◆ TASK REQUIREMENTS
Looking at the listing, state how many of its lines contain the string "audit". Write only the number.

◆ DATA TO USE
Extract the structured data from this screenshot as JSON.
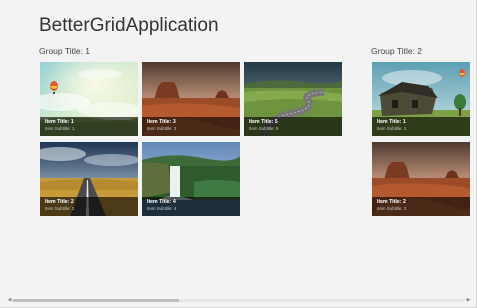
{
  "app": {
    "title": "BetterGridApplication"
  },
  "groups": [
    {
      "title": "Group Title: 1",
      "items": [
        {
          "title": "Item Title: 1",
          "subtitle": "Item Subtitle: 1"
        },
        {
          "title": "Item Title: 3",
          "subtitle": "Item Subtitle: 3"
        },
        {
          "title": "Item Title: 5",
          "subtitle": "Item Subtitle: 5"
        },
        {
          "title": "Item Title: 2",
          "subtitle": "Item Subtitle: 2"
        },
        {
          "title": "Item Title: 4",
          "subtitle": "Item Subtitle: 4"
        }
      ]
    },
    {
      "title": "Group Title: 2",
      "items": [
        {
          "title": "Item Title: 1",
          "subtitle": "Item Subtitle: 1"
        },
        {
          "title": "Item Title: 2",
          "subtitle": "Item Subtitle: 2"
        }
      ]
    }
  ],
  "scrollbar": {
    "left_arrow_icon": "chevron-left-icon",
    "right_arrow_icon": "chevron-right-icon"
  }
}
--
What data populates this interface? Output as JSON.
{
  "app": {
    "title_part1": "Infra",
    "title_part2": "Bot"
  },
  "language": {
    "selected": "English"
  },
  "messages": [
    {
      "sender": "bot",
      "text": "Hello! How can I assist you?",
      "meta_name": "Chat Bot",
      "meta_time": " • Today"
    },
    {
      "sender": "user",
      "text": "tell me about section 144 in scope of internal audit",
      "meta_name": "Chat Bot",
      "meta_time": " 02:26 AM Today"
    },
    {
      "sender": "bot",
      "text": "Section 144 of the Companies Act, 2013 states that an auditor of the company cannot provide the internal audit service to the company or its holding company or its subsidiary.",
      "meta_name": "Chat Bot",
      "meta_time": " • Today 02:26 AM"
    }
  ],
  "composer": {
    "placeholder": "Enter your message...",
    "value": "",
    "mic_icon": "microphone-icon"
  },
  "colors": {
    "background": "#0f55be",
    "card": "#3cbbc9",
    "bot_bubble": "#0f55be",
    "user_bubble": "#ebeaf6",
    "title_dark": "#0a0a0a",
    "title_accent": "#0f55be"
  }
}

◆ RESPONSE
2